    • The telephone’s microphone is not pointed into the wind. If possible, use an external microphone with windscreen.
    • Audio levels have been checked before recording.
    • A short test is done on the device before recording.
    • The microphone is close to the person speaking.
    • Background noises have been muted as much as possible.
    • Headphones have been used to check the quality of the recording.
    • For best results, record a few seconds of silence at either end of the recording.
    • The publication of an interview requires the consent of all people involved.
    • Be careful with selecting and editing audio material. The spoken text should not be manipulated by deleting important phrases.
    Library References

    Shortcuts to Journalism: The Basics of Print, Online and Broadcast Reporting

    When basic questions about journalism come up, this handbook, written and produced by Media in Cooperation and Transition (MICT), provides clear, brief and precise answers. Shortcuts to Journalism isn’t just for journalists – it’s also helpful for non-journalists. Download the English version here or the Arabic version here.

    Schmidt, E., Tirok, M. and Bösch, M. (2016): Shortcuts to Journalism: The Basics of Print, Online and Broadcast Reporting. Berlin, Germany: Media in Cooperation and Transition gGmbH PDF
    Further Readings
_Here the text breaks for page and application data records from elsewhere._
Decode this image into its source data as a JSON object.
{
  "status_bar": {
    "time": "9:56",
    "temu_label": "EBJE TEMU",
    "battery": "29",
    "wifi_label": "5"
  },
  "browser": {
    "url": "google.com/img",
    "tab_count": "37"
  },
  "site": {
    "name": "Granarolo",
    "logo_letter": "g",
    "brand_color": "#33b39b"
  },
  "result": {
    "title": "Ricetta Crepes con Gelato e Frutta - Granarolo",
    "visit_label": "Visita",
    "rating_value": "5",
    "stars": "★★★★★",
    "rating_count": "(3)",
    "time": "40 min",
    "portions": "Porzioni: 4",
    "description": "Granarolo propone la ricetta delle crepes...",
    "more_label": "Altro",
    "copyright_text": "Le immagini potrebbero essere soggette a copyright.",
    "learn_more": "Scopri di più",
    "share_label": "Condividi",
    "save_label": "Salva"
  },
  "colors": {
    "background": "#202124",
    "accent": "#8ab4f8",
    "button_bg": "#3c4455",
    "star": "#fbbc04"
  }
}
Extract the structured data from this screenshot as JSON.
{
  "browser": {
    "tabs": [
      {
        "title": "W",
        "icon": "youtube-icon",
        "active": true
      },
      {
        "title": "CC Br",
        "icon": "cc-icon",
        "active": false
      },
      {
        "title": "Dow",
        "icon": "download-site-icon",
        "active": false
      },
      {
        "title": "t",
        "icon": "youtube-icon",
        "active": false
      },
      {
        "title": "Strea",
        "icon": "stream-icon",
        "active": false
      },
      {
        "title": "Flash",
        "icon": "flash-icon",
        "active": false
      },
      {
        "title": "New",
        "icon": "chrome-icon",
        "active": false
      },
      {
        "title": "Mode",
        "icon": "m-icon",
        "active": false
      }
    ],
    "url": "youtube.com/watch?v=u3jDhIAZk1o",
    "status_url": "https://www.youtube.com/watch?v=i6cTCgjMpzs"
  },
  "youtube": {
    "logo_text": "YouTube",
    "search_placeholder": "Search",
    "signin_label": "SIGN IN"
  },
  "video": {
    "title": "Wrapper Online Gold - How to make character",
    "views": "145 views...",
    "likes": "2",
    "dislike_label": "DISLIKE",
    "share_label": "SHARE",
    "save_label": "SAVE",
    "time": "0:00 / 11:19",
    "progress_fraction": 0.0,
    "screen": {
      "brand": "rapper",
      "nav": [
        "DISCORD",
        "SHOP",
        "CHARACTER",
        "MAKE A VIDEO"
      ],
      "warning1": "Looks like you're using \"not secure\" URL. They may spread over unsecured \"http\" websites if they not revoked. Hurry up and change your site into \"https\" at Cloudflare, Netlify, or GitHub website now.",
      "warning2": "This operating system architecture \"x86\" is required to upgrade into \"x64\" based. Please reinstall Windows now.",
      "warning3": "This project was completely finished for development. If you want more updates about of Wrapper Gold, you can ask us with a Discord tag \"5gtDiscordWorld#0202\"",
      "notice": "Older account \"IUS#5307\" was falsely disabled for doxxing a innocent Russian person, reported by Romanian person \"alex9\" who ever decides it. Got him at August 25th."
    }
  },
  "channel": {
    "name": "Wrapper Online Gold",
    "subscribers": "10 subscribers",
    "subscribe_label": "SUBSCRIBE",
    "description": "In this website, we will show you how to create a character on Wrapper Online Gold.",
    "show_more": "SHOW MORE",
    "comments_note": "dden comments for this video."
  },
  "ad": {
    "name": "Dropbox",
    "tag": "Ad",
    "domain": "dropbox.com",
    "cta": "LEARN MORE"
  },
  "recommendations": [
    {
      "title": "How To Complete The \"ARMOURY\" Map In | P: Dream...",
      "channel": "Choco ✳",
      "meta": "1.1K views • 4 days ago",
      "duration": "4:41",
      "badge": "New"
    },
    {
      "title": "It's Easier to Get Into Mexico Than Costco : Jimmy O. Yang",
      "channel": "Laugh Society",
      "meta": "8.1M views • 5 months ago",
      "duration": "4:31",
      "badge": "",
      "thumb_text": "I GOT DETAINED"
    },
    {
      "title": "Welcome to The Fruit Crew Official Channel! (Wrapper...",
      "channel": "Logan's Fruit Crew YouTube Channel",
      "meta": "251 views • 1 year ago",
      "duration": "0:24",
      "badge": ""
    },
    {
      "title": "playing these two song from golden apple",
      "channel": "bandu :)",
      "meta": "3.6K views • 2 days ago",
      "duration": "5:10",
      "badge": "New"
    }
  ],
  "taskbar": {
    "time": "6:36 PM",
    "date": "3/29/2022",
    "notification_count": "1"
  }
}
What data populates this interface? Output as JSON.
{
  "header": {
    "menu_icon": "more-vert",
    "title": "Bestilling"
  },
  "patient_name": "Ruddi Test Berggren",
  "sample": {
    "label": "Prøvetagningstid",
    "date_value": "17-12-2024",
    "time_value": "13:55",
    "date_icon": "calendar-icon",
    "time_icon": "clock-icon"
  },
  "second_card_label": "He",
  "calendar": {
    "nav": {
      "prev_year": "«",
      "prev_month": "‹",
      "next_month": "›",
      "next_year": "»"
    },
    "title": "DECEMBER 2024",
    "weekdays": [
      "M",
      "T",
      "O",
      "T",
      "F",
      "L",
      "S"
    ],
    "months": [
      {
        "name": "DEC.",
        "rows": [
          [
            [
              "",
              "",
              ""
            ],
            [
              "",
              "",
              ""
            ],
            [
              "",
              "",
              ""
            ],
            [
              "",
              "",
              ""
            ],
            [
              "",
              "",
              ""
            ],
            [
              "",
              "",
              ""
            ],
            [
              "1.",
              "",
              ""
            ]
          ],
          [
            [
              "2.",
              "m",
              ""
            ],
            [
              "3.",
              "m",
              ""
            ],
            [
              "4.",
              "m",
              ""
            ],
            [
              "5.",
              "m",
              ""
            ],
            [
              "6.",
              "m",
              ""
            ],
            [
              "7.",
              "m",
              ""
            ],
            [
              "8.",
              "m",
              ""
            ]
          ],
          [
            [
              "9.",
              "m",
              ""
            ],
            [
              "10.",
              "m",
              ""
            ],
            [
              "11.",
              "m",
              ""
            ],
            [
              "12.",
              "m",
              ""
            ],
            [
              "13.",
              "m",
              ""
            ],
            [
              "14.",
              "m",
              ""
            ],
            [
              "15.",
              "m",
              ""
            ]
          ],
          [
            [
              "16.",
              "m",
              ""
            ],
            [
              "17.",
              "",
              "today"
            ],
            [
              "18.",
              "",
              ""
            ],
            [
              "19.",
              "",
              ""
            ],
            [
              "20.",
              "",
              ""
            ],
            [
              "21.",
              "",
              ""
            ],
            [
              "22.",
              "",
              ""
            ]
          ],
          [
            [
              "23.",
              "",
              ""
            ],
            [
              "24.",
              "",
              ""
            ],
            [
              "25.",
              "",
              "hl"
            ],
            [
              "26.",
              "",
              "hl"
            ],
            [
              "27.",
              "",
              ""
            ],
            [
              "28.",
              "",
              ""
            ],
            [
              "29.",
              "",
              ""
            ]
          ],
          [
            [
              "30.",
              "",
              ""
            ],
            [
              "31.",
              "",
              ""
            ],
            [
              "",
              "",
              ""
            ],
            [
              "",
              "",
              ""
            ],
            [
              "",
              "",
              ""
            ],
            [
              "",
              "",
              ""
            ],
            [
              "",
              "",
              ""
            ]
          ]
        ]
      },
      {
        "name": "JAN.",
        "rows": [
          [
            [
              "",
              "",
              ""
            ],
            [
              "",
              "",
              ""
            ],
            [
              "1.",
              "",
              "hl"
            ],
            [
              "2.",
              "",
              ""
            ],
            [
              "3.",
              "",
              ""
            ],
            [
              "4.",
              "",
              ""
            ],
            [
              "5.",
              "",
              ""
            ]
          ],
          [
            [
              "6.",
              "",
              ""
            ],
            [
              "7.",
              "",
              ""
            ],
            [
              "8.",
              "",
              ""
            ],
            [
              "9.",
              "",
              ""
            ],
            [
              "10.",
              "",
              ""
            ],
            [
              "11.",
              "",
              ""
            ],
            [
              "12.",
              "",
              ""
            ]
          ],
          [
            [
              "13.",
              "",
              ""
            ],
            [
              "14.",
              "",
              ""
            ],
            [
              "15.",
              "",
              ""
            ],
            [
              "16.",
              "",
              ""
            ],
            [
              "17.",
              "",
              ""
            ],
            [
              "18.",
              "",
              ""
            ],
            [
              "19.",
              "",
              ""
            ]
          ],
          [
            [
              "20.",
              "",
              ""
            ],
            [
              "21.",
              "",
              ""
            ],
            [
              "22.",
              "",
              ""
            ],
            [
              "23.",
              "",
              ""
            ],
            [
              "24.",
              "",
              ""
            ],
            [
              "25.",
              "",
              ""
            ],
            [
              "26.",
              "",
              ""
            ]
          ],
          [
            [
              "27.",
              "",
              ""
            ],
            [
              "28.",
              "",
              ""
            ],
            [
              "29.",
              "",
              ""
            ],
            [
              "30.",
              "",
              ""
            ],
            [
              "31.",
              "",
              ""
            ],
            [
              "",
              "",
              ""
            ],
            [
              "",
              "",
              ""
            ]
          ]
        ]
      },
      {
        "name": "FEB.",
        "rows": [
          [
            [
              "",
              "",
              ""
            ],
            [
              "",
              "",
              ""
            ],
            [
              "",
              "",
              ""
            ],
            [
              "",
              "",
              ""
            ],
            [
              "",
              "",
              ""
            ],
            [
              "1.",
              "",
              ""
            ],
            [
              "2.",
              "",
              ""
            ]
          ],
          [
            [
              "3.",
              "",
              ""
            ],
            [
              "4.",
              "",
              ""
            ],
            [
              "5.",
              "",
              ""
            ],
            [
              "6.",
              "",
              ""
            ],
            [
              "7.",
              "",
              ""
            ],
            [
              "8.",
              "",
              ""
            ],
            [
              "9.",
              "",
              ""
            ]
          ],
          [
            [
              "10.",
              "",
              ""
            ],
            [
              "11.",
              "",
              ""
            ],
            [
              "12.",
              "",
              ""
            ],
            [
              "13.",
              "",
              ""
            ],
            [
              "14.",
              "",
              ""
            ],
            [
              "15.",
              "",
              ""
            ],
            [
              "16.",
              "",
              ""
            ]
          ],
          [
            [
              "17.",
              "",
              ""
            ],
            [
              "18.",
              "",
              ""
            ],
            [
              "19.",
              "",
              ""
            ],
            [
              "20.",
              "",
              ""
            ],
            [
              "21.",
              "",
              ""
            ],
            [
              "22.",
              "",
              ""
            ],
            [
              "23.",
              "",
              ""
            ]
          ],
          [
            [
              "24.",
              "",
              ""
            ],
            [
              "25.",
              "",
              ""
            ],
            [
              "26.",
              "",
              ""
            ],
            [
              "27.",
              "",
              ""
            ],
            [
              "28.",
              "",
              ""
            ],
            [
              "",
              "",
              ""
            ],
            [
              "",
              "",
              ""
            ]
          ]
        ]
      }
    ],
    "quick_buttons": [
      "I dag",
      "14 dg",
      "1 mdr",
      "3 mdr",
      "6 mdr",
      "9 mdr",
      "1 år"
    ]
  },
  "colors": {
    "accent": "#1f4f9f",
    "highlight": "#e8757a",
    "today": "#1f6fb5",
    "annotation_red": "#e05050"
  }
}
    The Climate Ready Podcast

    http://agwaguide.org/library/climateready/ [Accessed: 04.04.2018]

    Having just finished its first season, the ClimateReady Podcast features interviews and segments on emerging trends in the intersection of climate and water. Experts in policy, engineering, finance, and other sectors will provide cutting-edge perspectives and narratives on climate adaptation challenges and opportunities. The podcast is available on iTunes, SoundCloud, and directly through the knowledge platform site.

    Alternative Versions to